Figure Policansky, 1981. “Sex choice and the size advantage model in jack-in-the-pulpit Arisaema triphyllum).” National Academy of Science, 1981
The Pollinator of Jack-in-the-Pulpit is thought to be the Fungus gnat, however this has been highly debated. However more research must be done for more conclusive results.
As with most other plants, A. triphyllum is vulnerable to predation by animals such as the caterpillar feasting on maturing berries as shown in the photo. Personal observation showed that the impact these caterpillars have on Jack-in-the-Pulpits is very devastating.
Jack-in-the-Pulpits are fascinating to study in multiple aspects and there is still much to learn. While currently no known feature of this plant has a direct impact on human life, more studies are yet to be conducted.
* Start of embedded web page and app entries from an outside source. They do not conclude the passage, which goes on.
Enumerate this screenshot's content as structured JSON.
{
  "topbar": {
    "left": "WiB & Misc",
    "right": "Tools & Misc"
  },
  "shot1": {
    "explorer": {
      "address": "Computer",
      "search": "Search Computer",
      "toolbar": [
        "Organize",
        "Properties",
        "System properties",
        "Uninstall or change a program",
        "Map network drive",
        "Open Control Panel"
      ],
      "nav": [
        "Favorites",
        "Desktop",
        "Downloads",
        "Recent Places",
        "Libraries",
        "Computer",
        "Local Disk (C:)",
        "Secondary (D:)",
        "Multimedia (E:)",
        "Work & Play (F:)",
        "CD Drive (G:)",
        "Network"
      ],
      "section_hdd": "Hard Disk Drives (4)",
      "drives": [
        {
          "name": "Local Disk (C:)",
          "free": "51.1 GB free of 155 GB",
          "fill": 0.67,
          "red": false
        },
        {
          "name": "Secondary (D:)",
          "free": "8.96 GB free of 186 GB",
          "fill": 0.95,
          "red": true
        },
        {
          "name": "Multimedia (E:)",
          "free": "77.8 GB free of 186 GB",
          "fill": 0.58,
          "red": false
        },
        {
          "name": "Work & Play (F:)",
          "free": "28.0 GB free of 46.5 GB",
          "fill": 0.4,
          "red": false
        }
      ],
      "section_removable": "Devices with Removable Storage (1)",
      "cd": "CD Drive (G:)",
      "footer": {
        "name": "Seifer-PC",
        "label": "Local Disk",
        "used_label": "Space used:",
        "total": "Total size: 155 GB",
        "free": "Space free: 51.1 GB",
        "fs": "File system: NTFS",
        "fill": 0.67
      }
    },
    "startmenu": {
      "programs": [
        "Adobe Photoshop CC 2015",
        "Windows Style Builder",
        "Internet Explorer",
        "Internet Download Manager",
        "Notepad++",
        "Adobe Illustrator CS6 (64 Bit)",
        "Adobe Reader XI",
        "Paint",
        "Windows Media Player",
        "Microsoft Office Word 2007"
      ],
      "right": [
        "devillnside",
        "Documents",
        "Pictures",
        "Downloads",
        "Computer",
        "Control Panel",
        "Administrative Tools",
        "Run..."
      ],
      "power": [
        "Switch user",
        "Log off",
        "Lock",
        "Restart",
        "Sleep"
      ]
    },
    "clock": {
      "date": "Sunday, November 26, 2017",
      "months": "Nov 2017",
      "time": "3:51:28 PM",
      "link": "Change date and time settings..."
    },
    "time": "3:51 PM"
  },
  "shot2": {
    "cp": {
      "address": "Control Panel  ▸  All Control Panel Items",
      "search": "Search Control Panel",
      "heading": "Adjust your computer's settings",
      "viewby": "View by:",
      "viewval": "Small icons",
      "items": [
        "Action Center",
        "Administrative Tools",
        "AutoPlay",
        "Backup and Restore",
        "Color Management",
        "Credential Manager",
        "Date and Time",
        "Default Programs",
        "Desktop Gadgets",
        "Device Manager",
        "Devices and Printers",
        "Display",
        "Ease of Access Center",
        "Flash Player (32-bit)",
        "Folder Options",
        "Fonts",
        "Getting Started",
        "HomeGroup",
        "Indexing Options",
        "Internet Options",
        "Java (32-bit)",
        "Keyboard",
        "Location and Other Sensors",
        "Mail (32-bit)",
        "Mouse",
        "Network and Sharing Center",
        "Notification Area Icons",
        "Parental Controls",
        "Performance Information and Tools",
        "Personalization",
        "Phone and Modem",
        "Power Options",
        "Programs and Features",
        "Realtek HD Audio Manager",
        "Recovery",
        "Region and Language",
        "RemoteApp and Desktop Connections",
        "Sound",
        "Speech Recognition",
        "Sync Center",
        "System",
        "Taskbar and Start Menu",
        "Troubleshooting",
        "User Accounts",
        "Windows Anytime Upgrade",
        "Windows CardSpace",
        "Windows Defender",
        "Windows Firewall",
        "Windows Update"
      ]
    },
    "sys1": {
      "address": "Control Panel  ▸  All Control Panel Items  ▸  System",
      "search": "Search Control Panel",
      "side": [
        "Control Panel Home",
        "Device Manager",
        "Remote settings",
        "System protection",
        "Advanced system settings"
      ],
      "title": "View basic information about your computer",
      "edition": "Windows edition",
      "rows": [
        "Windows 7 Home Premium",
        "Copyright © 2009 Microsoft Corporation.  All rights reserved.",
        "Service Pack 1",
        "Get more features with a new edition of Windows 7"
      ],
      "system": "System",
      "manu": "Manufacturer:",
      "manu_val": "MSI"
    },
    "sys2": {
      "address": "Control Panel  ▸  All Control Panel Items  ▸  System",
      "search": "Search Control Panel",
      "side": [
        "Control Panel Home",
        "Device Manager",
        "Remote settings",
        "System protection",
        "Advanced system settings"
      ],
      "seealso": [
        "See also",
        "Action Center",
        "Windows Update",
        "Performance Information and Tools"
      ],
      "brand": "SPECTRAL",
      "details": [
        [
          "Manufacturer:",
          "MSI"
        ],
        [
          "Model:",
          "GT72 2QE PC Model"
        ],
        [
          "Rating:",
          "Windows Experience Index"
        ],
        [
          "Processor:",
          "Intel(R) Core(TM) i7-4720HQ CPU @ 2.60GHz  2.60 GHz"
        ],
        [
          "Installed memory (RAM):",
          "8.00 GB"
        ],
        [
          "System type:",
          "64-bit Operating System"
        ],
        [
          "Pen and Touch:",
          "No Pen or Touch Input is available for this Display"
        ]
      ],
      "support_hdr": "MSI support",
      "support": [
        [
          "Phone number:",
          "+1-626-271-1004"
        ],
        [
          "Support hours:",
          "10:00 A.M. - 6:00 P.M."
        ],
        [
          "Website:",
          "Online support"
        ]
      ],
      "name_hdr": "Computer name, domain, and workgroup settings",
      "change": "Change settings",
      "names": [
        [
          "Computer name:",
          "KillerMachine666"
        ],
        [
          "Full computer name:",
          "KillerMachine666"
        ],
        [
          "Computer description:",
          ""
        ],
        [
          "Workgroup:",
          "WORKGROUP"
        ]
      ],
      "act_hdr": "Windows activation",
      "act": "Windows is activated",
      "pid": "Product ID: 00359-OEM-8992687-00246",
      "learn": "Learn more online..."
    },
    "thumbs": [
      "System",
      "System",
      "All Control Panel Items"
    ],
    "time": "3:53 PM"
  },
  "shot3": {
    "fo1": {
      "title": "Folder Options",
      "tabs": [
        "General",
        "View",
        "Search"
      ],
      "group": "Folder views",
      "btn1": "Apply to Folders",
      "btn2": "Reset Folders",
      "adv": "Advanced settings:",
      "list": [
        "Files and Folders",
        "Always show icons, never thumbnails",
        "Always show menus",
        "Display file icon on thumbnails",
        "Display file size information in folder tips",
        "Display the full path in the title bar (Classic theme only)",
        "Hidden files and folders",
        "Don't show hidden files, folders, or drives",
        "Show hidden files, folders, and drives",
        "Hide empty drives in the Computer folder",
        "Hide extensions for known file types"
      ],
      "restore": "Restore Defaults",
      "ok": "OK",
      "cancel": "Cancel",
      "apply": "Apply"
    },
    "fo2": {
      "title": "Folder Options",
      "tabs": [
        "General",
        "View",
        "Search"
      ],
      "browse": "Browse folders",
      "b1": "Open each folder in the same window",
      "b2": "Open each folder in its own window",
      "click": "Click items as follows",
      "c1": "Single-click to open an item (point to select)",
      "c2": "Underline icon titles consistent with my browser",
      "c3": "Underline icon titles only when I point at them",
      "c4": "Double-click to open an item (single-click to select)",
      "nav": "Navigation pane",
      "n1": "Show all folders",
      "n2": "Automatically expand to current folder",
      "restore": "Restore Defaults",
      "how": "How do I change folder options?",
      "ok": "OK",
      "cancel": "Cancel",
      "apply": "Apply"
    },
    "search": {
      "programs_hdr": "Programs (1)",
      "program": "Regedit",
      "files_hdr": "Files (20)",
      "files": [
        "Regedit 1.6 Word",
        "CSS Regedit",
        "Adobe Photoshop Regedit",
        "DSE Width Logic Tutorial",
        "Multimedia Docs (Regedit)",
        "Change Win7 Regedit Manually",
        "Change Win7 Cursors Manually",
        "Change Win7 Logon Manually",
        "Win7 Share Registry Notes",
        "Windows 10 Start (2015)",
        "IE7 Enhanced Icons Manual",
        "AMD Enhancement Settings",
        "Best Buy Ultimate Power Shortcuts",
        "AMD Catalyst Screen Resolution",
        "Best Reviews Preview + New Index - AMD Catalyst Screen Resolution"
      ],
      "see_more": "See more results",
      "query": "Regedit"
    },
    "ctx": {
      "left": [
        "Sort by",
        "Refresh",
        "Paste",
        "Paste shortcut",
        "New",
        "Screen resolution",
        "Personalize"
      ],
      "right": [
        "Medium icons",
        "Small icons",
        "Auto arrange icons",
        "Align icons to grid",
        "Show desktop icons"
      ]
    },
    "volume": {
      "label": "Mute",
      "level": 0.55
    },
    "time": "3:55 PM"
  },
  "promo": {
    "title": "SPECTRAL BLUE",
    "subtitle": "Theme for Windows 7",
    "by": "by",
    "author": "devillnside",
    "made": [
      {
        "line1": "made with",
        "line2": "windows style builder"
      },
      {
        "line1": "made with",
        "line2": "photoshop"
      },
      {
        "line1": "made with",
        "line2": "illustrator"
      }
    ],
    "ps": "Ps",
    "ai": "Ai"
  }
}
The environmental value of A. triphyllum is not something easily assessed.
A. triphyllum is not endangered or rare. As it is hardy enough to withstand cold winters through its underground corm. As with many other plants and animal species, we do not full understand the impact or value they have until they are no longer around.
Acknowledgements and References:
Thanks to Dr. Jarosz, Jessica Cook and Erin Mason.
Chadde, Steve. 2002. A Great Lakes Wetland Flora-A complete, Illustrated Guide to the Aquatic and Wetland Plants of the Upper Midwest. PocketFlora Press, Calumet, MI. 648 p.
Ewy, Nick. Unpublished. Insect pollinators of Jack-in-the-Pulpit.
Ghiselin, Michael. (1969). The Evolution of Hermaphroditism Among Animals. The Quarterly Review of Biology. 44; 189-208.
Kirkby, Kyle. Unpublished. Frequency of Seed Set of Arisaema triphyllum: Effects of Spider Presence and Disease on Seed Production.
Policansky, David. 1981. Sex choice and the size advantage model in Jack-in-the-pulpit (Arisaema triphyllum). Proc. Natl Acad. Sci USA 78(2) 1306-1308.
Rust, Richard. 1980. Pollen movement and reproduction in Arisaema triphyllum. Bulletin of the Torrey Botanica Club. 107(4) 539-542.
Vogel S, Martens J. 2000. A survey of the function of the lethal kettle traps of Arisaema (Araceae), with records of pollinating fungus gnats from Nepal. Botanical Journal of the Linnean Society, 133: 61-100, Figure 2 p.86
Plants Database. 11/20/2003 <http://plants.usda.gov/>
Unless otherwise noted all pictures are by Tammie Reynolds